Towards the end of the nineties, more and more frustrated, Klatt began to withdraw from the jazz scene, only performing sporadically - in duo - like at the Berlin Jazz Fest in 1998. His escape route appears to have been the visual arts. From this time onwards, he concentrated - with some artistic success - on his other talents as painter, sculptor and stage designer, including for instance another of those 'spots of colour' which didn't really make waves - an exhibition of paintings of Venice, the play of intense colours bursting with almost overwhelming expressiveness, with the same sensitivity as his saxophone playing.

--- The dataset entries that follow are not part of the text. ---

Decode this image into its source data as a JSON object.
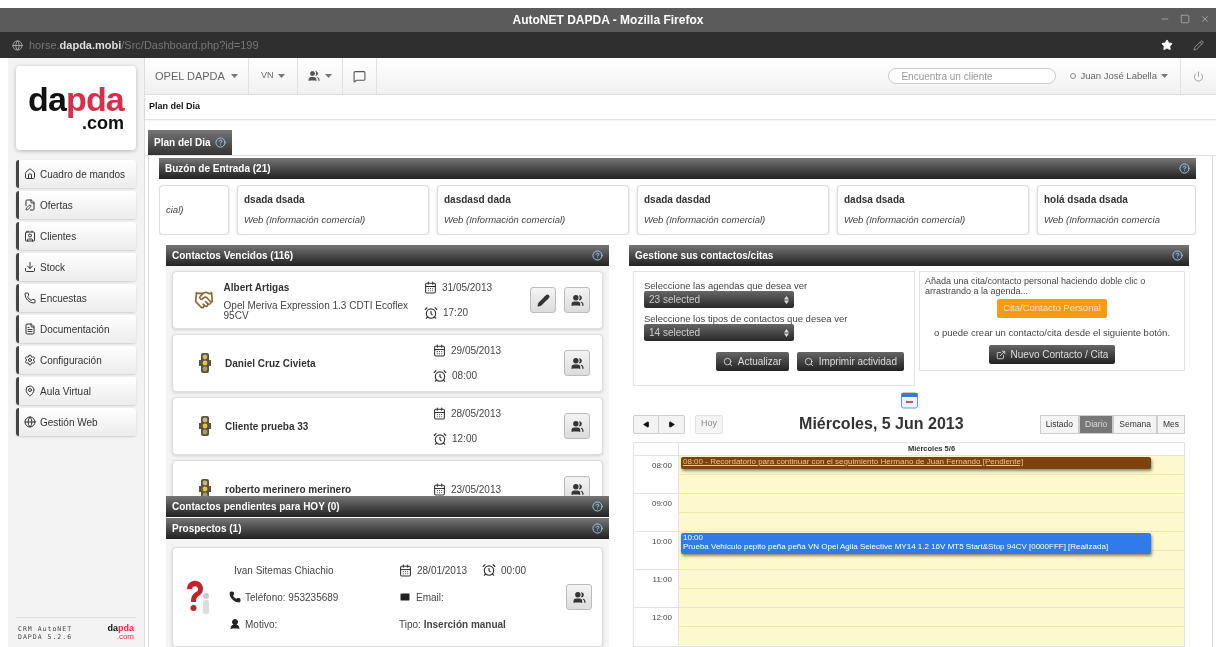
{
  "window": {
    "title": "AutoNET DAPDA - Mozilla Firefox"
  },
  "address_bar": {
    "url": "horse.**dapda.mobi**/Src/Dashboard.php?id=199"
  },
  "logo": {
    "left": "da",
    "right": "pda",
    "suffix": ".com"
  },
  "sidebar": {
    "items": [
      {
        "label": "Cuadro de mandos"
      },
      {
        "label": "Ofertas"
      },
      {
        "label": "Clientes"
      },
      {
        "label": "Stock"
      },
      {
        "label": "Encuestas"
      },
      {
        "label": "Documentación"
      },
      {
        "label": "Configuración"
      },
      {
        "label": "Aula Virtual"
      },
      {
        "label": "Gestión Web"
      }
    ],
    "footer": {
      "line_1": "CRM AutoNET",
      "line_2": "DAPDA 5.2.6",
      "logo_left": "da",
      "logo_right": "pda",
      "logo_suffix": ".com"
    }
  },
  "top_nav": {
    "company": "OPEL DAPDA",
    "section": "VN",
    "search": {
      "placeholder": "Encuentra un cliente"
    },
    "user": "Juan José Labella"
  },
  "breadcrumb": "Plan del Dia",
  "tabs": [
    {
      "label": "Plan del Dia",
      "selected": true
    }
  ],
  "inbox": {
    "title": "Buzón de Entrada (21)",
    "cards": [
      {
        "subtitle": "cial)"
      },
      {
        "name": "dsada dsada",
        "subtitle": "Web (Información comercial)"
      },
      {
        "name": "dasdasd dada",
        "subtitle": "Web (Información comercial)"
      },
      {
        "name": "dsada dasdad",
        "subtitle": "Web (Información comercial)"
      },
      {
        "name": "dadsa dsada",
        "subtitle": "Web (Información comercial)"
      },
      {
        "name": "holá dsada dsada",
        "subtitle": "Web (Información comercia"
      }
    ]
  },
  "overdue": {
    "title": "Contactos Vencidos (116)",
    "contacts": [
      {
        "kind": "offer",
        "name": "Albert Artigas",
        "vehicle": "Opel Meriva Expression 1.3 CDTI Ecoflex 95CV",
        "date": "31/05/2013",
        "time": "17:20"
      },
      {
        "kind": "contact",
        "name": "Daniel Cruz Civieta",
        "date": "29/05/2013",
        "time": "08:00"
      },
      {
        "kind": "contact",
        "name": "Cliente prueba 33",
        "date": "28/05/2013",
        "time": "12:00"
      },
      {
        "kind": "contact",
        "name": "roberto merinero merinero",
        "date": "23/05/2013"
      }
    ]
  },
  "today": {
    "title": "Contactos pendientes para HOY (0)"
  },
  "prospects": {
    "title": "Prospectos (1)",
    "items": [
      {
        "name": "Ivan Sitemas Chiachio",
        "date": "28/01/2013",
        "time": "00:00",
        "phone": "Teléfono: 953235689",
        "email": "Email:",
        "reason": "Motivo:",
        "type": "Tipo: **Inserción manual**"
      }
    ]
  },
  "manage": {
    "title": "Gestione sus contactos/citas",
    "agenda_label": "Seleccione las agendas que desea ver",
    "agenda_value": "23 selected",
    "types_label": "Seleccione los tipos de contactos que desea ver",
    "types_value": "14 selected",
    "buttons": [
      "Actualizar",
      "Imprimir actividad"
    ],
    "hint": "Añada una cita/contacto personal haciendo doble clic o arrastrando a la agenda...",
    "personal_button": "Cita/Contacto Personal",
    "or_text": "o puede crear un contacto/cita desde el siguiente botón.",
    "new_button": "Nuevo Contacto / Cita"
  },
  "calendar": {
    "today_button": {
      "label": "Hoy",
      "disabled": true
    },
    "title": "Miércoles, 5 Jun 2013",
    "views": [
      {
        "label": "Listado",
        "selected": false
      },
      {
        "label": "Diario",
        "selected": true
      },
      {
        "label": "Semana",
        "selected": false
      },
      {
        "label": "Mes",
        "selected": false
      }
    ],
    "day_header": "Miércoles 5/6",
    "hours": [
      {
        "label": "08:00",
        "events": [
          {
            "text": "08:00 - Recordatorio para continuar con el seguimiento Hermano de Juan Fernando [Pendiente]",
            "color": "#7b440c"
          }
        ]
      },
      {
        "label": "09:00"
      },
      {
        "label": "10:00",
        "events": [
          {
            "heading": "10:00",
            "text": "Prueba Vehículo pepito peña peña VN Opel Agila Selective MY14 1.2 16V MT5 Start&Stop 94CV [0000FFF] [Realizada]",
            "color": "#2f7ce8"
          }
        ]
      },
      {
        "label": "11:00"
      },
      {
        "label": "12:00"
      }
    ]
  }
}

In art, whoever has something to say needs to implement provocation and Klatt loved his role as provoker. With jazz, it's primarily situational, it can be produced atmospherically and so throwing the gauntlet - whether to the audience or to the promoters or to his fellow performers - the open challenge was part of his stage personality. Such refreshing originality in the general run-of-the-mill “jazz tristèsse” didn't always receive unadulterated appreciation. With relish I remember the Münster Jazz Festival of 1988. The Tomasz Stanko Freelectronic were unable to leave Poland and had to call things off at short notice. They got in touch with me to find a substitute. So I got on the phone and managed to get the Gunther Klatt Quartet there by the next day. At 2 in the morning during his performance - at the crack of dawn - he let the festival promoters have it, using the term “Stand-in Band” every time he made an announcement, enjoying it more and more each time. Unfortunately the promoters didn't think it was that funny. “Well, that's the was he is, that's him - Gunther Klatt!” I propitiated with them at the time …

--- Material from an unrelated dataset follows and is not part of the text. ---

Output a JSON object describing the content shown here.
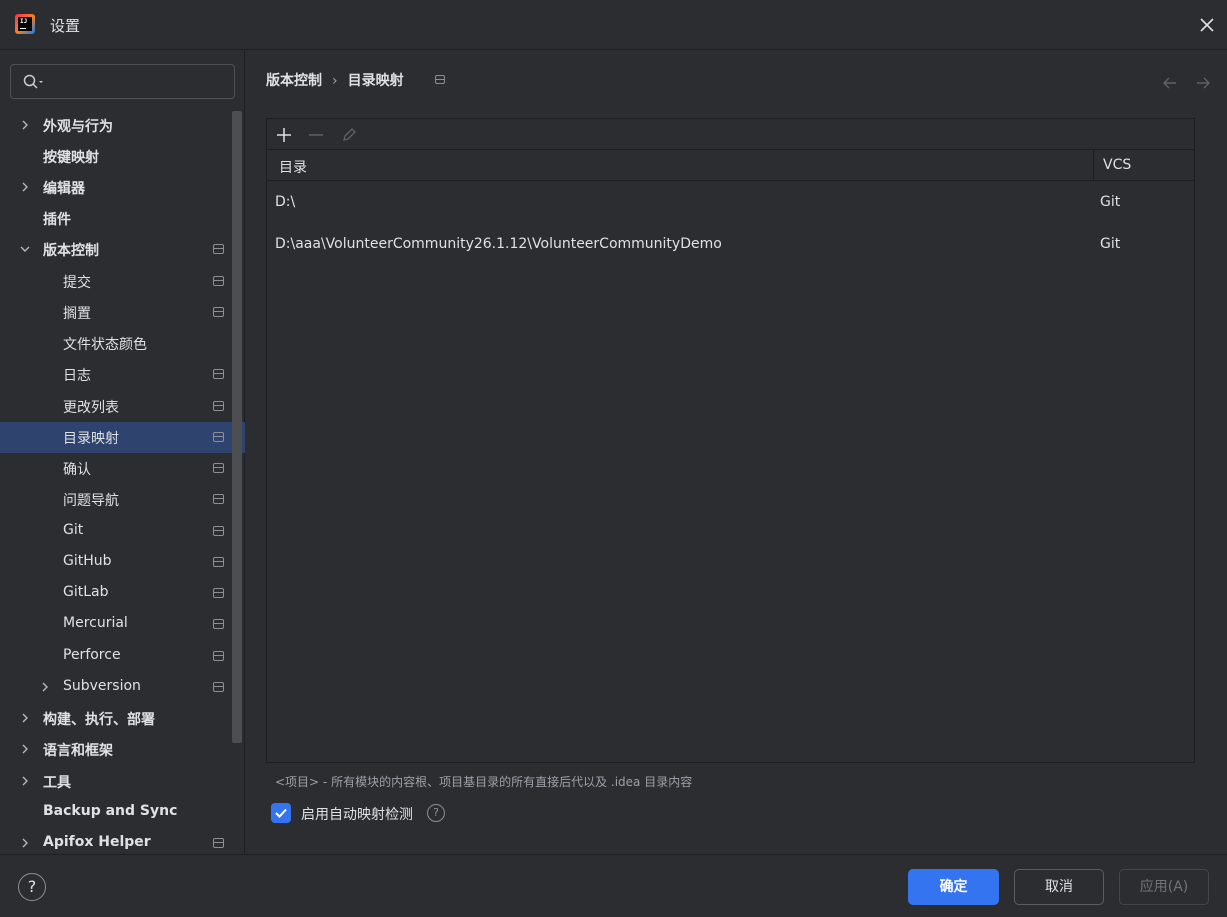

Gunther Klatt died after a long illness at the age of 55 on the 9th of December this year. Though he only put out six albums as a band leader, he can command a lasting place of honour as an original tenor saxophonist and instrumentalist. He seemed to owe more to those fathers of tenor saxophone - Coleman Hawkins, Ben Webster or Sonny Rollins - with their melodic drive - than to the style of John Coltrane, who would have suited the spirit of those times far more. Not to forget his qualities as band leader and original composer. Deeply rooted in the tradition of jazz, Klatt dared finely chiselled, highly apt conceptual forays into free improvisational terrain. He was a bilateral thinker, a musician whose artistic bias was so fully congruent with his nature, that he was almost always working against the grain of conventions. Thus Gunther Klatt leaves behind impressive traces on the German jazz scene, even if they are too few - not really commensurate with his extraordinary talent.
Gunther Klatt Quartet. The Horn Is Back (1982) LP JG Records 9
Lala Kovacev Group, Balkan Improvisations (1982) LP RTB 2120992
Gunther Klatt Quintet: Strangehorn (1985), LP Eigen 01
Gunther Klatt & Elephantrombones (1988) Enja LP 5069; CD 5069-62
Gunther Klatt & Aki Takase, Art of the Duo Plays Ballads of Duke Ellington (1990) Tutu CD 888116
Paul Grabowsky Soundtrack “The last days of chez nous”, Melbourne (1992) CD DRG 12607
Gunther Klatt & New York RazzMatazz, Fa Mozzo 1995, Tutu CD 888158
Gunther Klatt & Tizian Jost /Art of the Duo 'Live in Mexico City' (1998) Tutu CD 888184